CLAYTON — In November, Clayton voters will elect three town councilmen and decide the fate of bonds for the countys public schools and community college. Before that, they will pick their favorite public sculpture.
The Clayton Public Art Advisory Board has invited residents to choose their favorite sculpture from among the seven on display in town.
We decided to let the people decide who they think is best, said Suzette Rodriguez, chairwoman of Public Art Advisory Board. The winning sculptor gets $3,000, with the money coming from the town.
Voters can cast their ballot at townofclaytonnc.org/sculpturetrail.aspx. A link there will take them to a page with photos and descriptions of the sculptures. The deadline to vote is midnight Oct. 2.
The Public Art Advisory Board will announce the winner during a free reception at 6 p.m. Thursday, Oct. 3, at The Clayton Center, 111 E. Second St.
The Public Art Advisory Board issued the call to artists to submit entries for what would become Claytons sculpture trail. The winners will remain on display until next June.
Here are the pieces on the online ballot, with briefs descriptions from the towns website.
• Balancing Spheres, by Nelson R Smith of Rocky Mount, is on display at Horne Square, 349 E. Main St. Using scrap metal from a manufacturing plant, Smith transforms rigid steel into an object that has flow, beauty and movement.
• Geyser, by Harry McDaniel of Asheville, on Horne Square. The flowing, curvy lines and reflective brushed-aluminum surface suggest water, an illusion reinforced when the top sections turn and tilt in the breeze.

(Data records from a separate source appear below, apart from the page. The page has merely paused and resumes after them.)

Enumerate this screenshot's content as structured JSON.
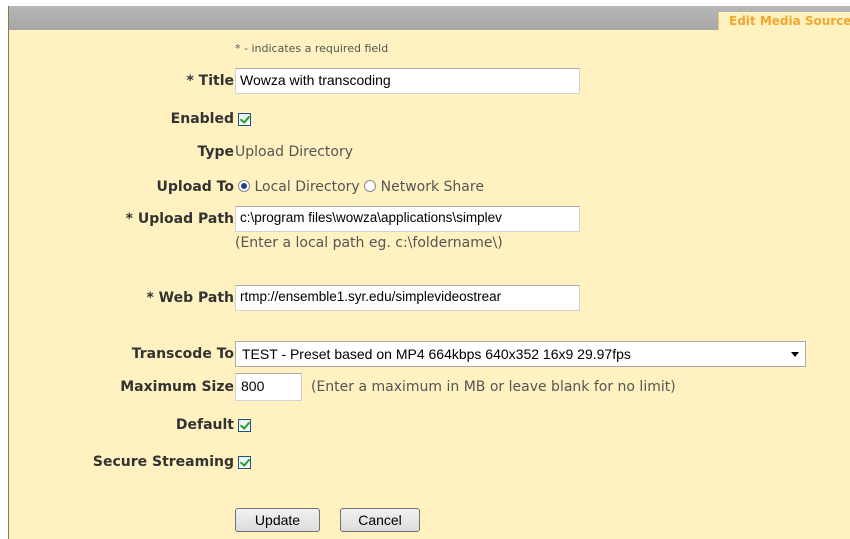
{
  "header": {
    "tab_label": "Edit Media Source"
  },
  "form": {
    "required_note": "* - indicates a required field",
    "title": {
      "label": "* Title",
      "value": "Wowza with transcoding"
    },
    "enabled": {
      "label": "Enabled",
      "checked": true
    },
    "type": {
      "label": "Type",
      "value": "Upload Directory"
    },
    "upload_to": {
      "label": "Upload To",
      "options": [
        "Local Directory",
        "Network Share"
      ],
      "selected": "Local Directory"
    },
    "upload_path": {
      "label": "* Upload Path",
      "value": "c:\\program files\\wowza\\applications\\simplev",
      "hint": "(Enter a local path eg. c:\\foldername\\)"
    },
    "web_path": {
      "label": "* Web Path",
      "value": "rtmp://ensemble1.syr.edu/simplevideostrear"
    },
    "transcode_to": {
      "label": "Transcode To",
      "value": "TEST - Preset based on MP4 664kbps 640x352 16x9 29.97fps"
    },
    "maximum_size": {
      "label": "Maximum Size",
      "value": "800",
      "hint": "(Enter a maximum in MB or leave blank for no limit)"
    },
    "default": {
      "label": "Default",
      "checked": true
    },
    "secure_streaming": {
      "label": "Secure Streaming",
      "checked": true
    },
    "update_label": "Update",
    "cancel_label": "Cancel"
  }
}
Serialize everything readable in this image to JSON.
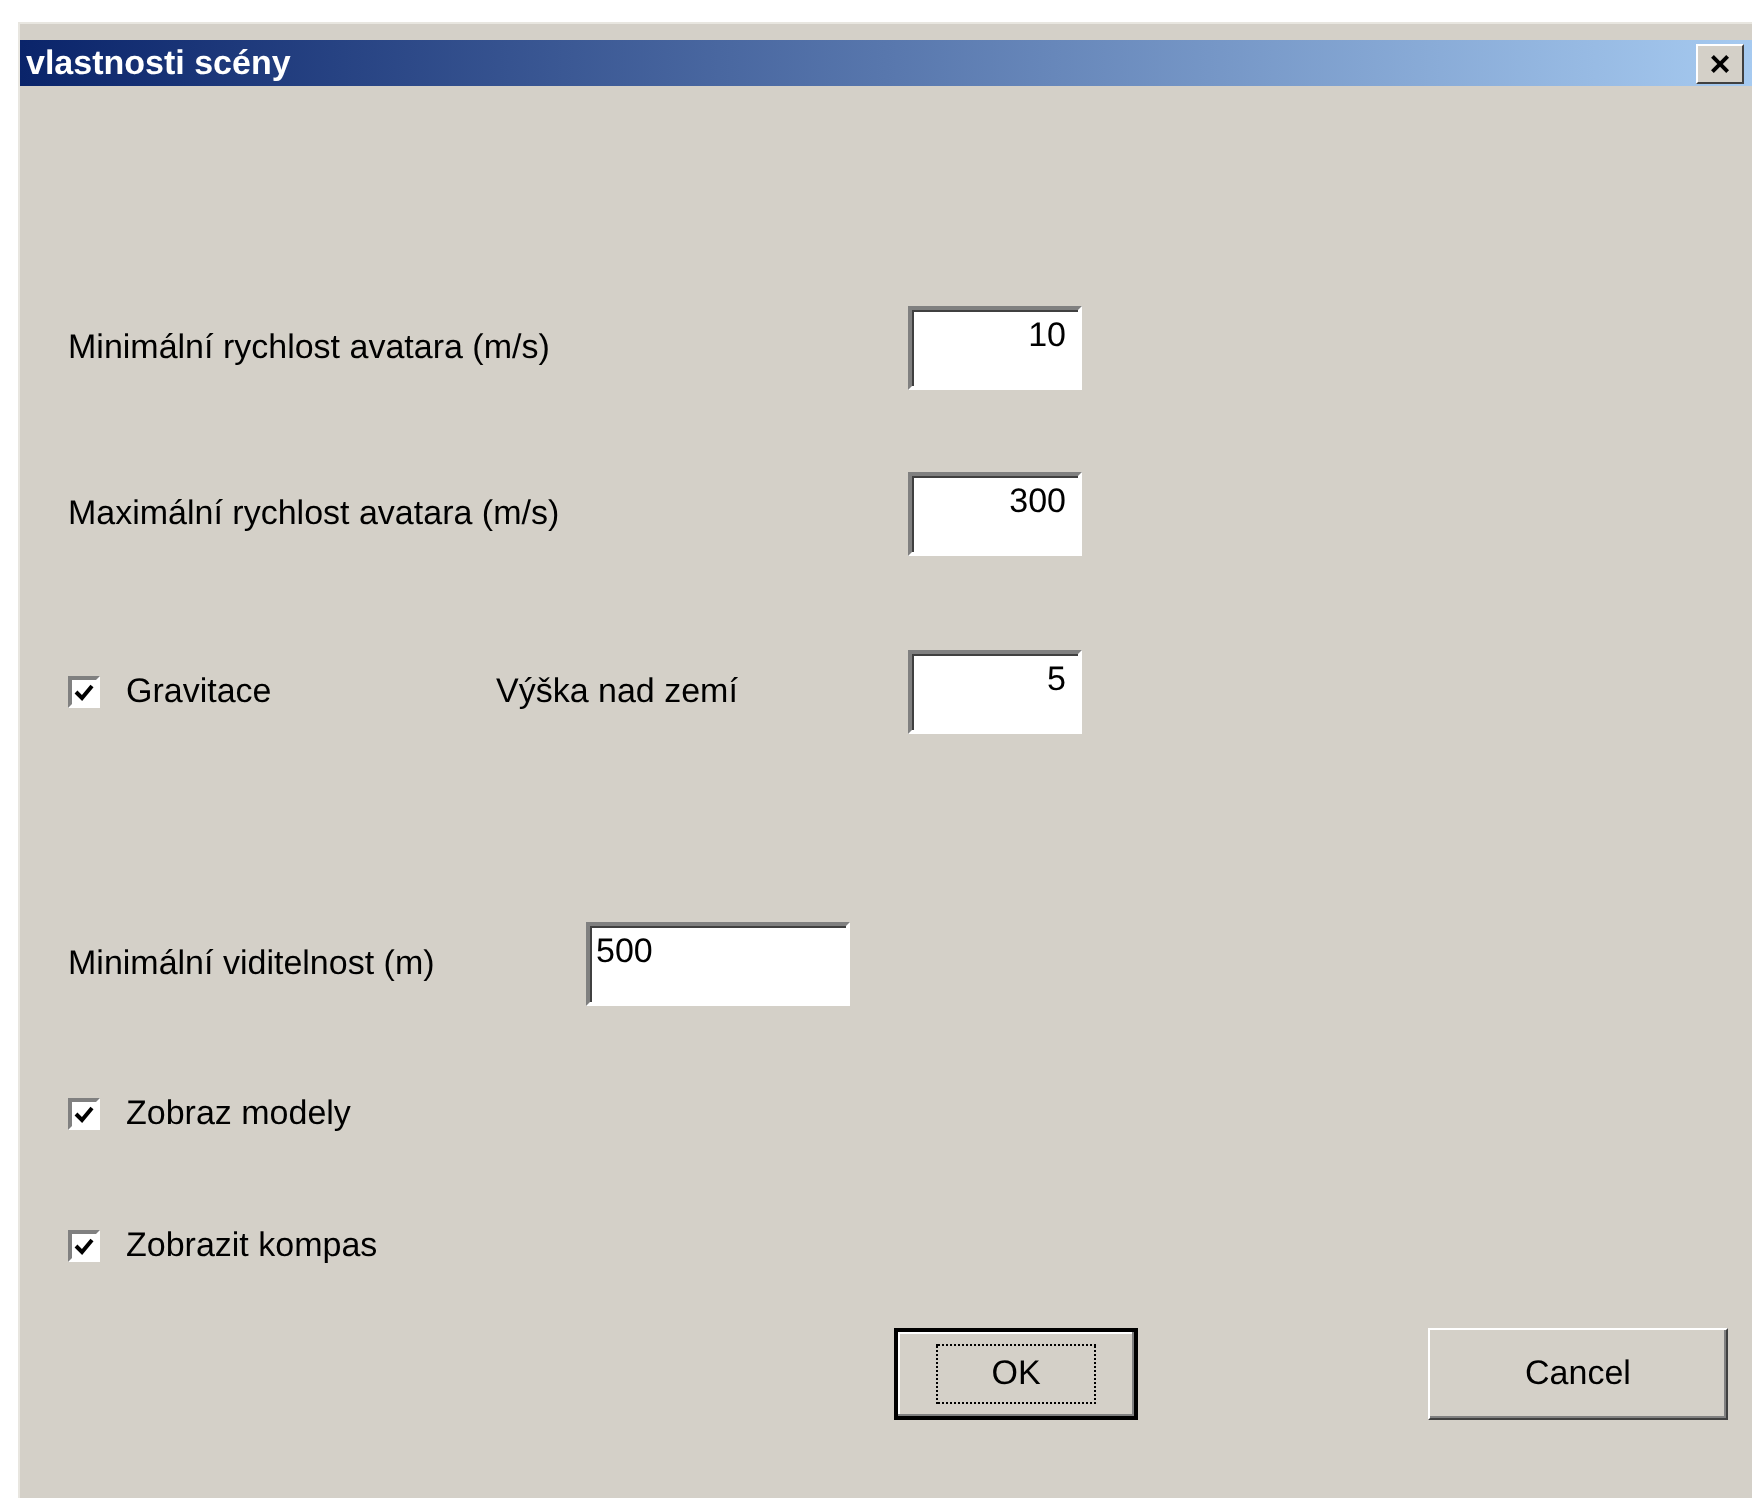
{
  "window": {
    "title": "vlastnosti scény",
    "close": "×"
  },
  "rows": [
    {
      "kind": "number",
      "label": "Minimální rychlost avatara (m/s)",
      "value": "10"
    },
    {
      "kind": "number",
      "label": "Maximální rychlost avatara (m/s)",
      "value": "300"
    },
    {
      "kind": "check-number",
      "check_label": "Gravitace",
      "checked": true,
      "label": "Výška nad zemí",
      "value": "5"
    },
    {
      "kind": "text",
      "label": "Minimální viditelnost (m)",
      "value": "500"
    },
    {
      "kind": "check",
      "label": "Zobraz modely",
      "checked": true
    },
    {
      "kind": "check",
      "label": "Zobrazit kompas",
      "checked": true
    }
  ],
  "buttons": [
    {
      "label": "OK",
      "default": true
    },
    {
      "label": "Cancel",
      "default": false
    }
  ]
}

• Portal VII, by Paris Alexander of Raleigh, on Horne Square. The piece carved limestone on a granite base is part of the sculptors Portal series. Other portals are on permanent display at the Duke University School of Law and Historic Oakwood Cemetery in Raleigh.
• Eye of the Hurricane, by Gary Gresko of Oriental, on the lawn of Hocutt-Ellington Memorial Library, 100 S. Church St. Made from dock boards salvaged from hurricane debris, the sculpture aims to capture the invisible force of the wind and waves that destroyed these docks.
• Primal Unity, by Hanna Jubran of Grimesland, on Town Square, 110 W. Main St. The abstract, painted-steel structure depicts the beginning of growth in nature after a long winter.
• Cellestial Motion, also by Hanna Jubran, at the corner of Main and ONeil streets. The half-circular form is the sun rising or setting in the Milky Way. The horizontal and vertical lines represent rain, clouds, landscapes in art and heavenly objects usually depicted in paintings.
• Force of Nature: Generative, by Susan Moffatt of Chapel Hill, at The Clayton Center. The marble work with deeply carved ribs symbolizes the universal life force.
Gresko has been sculpting for about 30 years. I hope people get to see the pieces in person before they vote, he said. The different points of view and different lighting during the day always changes how they look, and it cant be captured in a photograph.
Moffatt praised the town for its commitment to the arts. Im very impressed with the Town of Clayton, she said. Theyve been so supportive of the artists.
Moffatt plans to make a sculpture for next years trail. The one she has in mind will remind viewers of the wavy, sinuous texture on clam shell.
Public art investment
The sculptures now on display will come next June. New ones will go up in July.
Last year, the town council appropriated $15,000 for the project. That paid for installation, concrete pads and money to the artists, who got $1,000 each.
For next year, the town has appropriated $11,000 for public art. That means the Public Art Advisory Board will have to hold a fundraiser if it hopes to do another sculpture trail and a similar project on the towns greenway.
The board will issue its first call to artists this month and make the final call Dec. 15. It will choose the winning entries in January.